_EXERCISE BRIEF_.
Could you write out, word for word, only the lines from the one containing "Parse this screenshot: output" through the last line of the data below?

BEGIN MATERIAL SUPPLIED

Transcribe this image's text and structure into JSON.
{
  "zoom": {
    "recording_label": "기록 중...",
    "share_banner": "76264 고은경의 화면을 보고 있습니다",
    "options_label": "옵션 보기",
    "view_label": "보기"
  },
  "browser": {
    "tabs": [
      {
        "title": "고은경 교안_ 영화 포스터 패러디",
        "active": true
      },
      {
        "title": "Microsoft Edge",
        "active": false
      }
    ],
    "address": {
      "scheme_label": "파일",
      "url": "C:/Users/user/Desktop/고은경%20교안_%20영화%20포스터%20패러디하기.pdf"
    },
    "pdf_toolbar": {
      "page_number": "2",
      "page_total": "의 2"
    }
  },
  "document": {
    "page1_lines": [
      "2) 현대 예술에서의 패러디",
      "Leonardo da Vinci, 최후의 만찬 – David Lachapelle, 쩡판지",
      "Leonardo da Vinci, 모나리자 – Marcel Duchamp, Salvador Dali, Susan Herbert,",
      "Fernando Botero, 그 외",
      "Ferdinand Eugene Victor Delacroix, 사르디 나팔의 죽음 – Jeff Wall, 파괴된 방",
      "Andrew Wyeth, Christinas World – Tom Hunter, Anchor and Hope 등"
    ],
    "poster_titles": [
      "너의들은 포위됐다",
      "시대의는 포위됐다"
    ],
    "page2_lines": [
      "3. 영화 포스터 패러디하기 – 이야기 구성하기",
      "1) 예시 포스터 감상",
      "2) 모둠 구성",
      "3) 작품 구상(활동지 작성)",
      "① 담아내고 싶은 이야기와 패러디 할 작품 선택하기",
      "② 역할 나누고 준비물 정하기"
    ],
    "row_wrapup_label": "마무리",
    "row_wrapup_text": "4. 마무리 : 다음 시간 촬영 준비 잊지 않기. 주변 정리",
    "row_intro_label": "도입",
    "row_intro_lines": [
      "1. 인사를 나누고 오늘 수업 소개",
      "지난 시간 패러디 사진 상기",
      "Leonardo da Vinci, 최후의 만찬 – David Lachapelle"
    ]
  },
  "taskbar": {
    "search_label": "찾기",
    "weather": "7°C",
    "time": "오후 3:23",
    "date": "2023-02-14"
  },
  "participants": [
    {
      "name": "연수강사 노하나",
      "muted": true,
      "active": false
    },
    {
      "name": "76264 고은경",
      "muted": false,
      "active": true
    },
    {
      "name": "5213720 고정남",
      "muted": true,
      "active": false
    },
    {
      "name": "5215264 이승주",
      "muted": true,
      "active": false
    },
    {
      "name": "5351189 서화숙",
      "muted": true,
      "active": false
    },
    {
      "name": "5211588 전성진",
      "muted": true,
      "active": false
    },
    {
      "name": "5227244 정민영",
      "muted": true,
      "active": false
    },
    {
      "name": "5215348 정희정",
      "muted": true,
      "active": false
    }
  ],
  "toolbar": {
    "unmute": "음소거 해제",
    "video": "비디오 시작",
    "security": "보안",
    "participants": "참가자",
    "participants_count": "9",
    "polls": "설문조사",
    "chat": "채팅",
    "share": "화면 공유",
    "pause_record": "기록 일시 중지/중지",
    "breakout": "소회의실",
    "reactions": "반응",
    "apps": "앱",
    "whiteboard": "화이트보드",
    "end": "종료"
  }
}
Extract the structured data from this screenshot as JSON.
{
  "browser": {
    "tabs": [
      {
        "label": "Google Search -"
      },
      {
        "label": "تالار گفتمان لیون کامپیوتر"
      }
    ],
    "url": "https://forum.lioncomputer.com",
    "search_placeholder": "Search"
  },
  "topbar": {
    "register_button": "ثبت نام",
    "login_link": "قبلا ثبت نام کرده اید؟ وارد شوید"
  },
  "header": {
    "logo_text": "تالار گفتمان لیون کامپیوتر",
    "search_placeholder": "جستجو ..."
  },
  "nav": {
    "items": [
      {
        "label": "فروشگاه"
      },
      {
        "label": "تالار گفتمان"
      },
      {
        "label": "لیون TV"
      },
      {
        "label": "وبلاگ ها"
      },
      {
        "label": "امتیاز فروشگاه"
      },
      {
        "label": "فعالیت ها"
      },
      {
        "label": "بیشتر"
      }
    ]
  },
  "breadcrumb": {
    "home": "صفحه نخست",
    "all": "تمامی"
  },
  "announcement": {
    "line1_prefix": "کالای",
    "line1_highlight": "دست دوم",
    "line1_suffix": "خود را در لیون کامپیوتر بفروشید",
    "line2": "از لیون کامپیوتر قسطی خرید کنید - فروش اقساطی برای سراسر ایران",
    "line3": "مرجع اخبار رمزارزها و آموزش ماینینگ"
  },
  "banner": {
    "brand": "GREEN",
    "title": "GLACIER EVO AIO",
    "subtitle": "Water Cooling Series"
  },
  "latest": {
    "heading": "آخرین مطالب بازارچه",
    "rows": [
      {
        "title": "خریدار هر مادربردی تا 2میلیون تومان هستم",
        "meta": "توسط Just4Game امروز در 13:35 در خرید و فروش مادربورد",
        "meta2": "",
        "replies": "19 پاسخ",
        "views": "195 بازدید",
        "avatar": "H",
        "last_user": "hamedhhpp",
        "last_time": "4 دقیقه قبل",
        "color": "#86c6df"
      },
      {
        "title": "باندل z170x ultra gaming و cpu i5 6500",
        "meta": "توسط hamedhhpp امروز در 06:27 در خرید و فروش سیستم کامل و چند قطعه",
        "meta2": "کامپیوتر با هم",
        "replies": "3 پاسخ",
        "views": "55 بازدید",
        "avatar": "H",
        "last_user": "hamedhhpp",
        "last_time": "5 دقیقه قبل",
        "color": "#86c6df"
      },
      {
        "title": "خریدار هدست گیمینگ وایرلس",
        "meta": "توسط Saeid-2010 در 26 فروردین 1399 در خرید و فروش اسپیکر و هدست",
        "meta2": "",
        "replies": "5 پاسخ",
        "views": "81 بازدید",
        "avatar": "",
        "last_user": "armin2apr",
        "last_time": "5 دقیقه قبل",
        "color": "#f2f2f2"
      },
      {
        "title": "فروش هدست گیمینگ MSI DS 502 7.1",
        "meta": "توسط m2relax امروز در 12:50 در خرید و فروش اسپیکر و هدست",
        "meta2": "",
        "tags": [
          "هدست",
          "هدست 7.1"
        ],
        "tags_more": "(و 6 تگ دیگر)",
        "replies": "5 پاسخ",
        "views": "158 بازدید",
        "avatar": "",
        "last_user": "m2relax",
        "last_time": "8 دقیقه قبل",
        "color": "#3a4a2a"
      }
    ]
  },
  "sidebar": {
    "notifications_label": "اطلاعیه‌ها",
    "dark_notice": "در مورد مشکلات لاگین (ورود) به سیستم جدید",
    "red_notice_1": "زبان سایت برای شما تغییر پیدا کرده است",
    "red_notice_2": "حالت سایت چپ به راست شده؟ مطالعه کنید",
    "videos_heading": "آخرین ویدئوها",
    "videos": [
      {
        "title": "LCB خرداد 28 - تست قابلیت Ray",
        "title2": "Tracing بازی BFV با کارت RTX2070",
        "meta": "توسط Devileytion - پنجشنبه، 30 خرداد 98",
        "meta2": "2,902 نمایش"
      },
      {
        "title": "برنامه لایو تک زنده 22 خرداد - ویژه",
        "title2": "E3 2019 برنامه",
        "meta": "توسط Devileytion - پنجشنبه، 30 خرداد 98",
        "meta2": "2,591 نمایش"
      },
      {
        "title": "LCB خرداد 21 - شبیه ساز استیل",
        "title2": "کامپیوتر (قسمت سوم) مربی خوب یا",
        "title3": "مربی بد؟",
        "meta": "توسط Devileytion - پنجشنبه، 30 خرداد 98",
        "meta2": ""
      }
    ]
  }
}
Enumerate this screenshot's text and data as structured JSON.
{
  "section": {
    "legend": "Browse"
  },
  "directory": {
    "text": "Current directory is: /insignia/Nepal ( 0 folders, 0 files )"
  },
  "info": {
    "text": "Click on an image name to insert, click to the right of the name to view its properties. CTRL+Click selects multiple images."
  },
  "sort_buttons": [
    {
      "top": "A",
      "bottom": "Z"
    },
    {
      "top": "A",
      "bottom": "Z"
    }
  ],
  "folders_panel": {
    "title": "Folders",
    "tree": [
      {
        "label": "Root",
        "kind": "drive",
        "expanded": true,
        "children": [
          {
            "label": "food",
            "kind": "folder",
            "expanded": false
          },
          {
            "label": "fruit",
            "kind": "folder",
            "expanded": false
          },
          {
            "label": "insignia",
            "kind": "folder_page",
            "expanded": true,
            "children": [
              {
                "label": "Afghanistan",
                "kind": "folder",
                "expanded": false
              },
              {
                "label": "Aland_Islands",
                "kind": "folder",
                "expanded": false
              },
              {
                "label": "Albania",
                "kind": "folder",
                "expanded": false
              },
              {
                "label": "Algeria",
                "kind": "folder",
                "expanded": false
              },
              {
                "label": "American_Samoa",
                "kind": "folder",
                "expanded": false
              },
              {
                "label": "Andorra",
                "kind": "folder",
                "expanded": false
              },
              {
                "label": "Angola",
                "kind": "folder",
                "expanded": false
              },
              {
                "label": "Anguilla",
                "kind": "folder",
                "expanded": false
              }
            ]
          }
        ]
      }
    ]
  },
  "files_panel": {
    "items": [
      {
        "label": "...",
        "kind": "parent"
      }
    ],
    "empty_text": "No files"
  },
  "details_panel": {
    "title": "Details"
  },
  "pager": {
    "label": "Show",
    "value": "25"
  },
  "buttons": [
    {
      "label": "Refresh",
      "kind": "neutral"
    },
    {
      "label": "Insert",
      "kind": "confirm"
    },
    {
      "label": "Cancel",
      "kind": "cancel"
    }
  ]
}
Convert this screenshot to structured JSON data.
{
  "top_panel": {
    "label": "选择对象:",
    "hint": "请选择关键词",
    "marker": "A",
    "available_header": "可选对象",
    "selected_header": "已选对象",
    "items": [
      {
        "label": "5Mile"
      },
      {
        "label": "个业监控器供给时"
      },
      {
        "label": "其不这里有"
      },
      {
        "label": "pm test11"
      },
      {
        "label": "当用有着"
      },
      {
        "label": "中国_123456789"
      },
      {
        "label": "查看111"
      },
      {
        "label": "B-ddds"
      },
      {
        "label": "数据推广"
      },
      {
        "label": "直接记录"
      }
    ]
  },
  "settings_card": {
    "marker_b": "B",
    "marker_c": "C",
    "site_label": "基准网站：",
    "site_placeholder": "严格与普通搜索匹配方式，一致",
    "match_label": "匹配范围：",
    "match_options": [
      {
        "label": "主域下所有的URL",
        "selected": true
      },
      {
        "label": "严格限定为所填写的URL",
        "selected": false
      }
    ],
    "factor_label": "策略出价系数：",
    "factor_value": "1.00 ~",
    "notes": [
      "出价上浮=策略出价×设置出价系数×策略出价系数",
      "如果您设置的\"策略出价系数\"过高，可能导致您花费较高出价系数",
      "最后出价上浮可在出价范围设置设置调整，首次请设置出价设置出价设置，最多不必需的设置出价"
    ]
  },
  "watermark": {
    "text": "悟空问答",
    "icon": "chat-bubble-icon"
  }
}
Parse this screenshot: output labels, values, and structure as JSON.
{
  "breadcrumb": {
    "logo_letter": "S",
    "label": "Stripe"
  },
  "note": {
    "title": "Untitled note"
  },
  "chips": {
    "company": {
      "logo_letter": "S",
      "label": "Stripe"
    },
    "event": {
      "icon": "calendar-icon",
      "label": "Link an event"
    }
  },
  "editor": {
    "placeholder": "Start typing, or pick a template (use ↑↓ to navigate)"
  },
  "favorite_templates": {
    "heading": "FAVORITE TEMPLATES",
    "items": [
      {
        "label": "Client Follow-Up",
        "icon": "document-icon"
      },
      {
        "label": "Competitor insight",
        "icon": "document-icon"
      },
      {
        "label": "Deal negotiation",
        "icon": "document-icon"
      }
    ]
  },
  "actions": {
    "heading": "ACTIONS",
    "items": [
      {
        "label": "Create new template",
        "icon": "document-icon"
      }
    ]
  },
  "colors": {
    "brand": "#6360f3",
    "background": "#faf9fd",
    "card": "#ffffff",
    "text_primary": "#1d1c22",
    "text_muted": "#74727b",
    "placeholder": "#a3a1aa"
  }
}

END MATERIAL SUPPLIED

_COMPLETED TASK_.
Parse this screenshot: output labels, values, and structure as JSON.
{
  "breadcrumb": {
    "logo_letter": "S",
    "label": "Stripe"
  },
  "note": {
    "title": "Untitled note"
  },
  "chips": {
    "company": {
      "logo_letter": "S",
      "label": "Stripe"
    },
    "event": {
      "icon": "calendar-icon",
      "label": "Link an event"
    }
  },
  "editor": {
    "placeholder": "Start typing, or pick a template (use ↑↓ to navigate)"
  },
  "favorite_templates": {
    "heading": "FAVORITE TEMPLATES",
    "items": [
      {
        "label": "Client Follow-Up",
        "icon": "document-icon"
      },
      {
        "label": "Competitor insight",
        "icon": "document-icon"
      },
      {
        "label": "Deal negotiation",
        "icon": "document-icon"
      }
    ]
  },
  "actions": {
    "heading": "ACTIONS",
    "items": [
      {
        "label": "Create new template",
        "icon": "document-icon"
      }
    ]
  },
  "colors": {
    "brand": "#6360f3",
    "background": "#faf9fd",
    "card": "#ffffff",
    "text_primary": "#1d1c22",
    "text_muted": "#74727b",
    "placeholder": "#a3a1aa"
  }
}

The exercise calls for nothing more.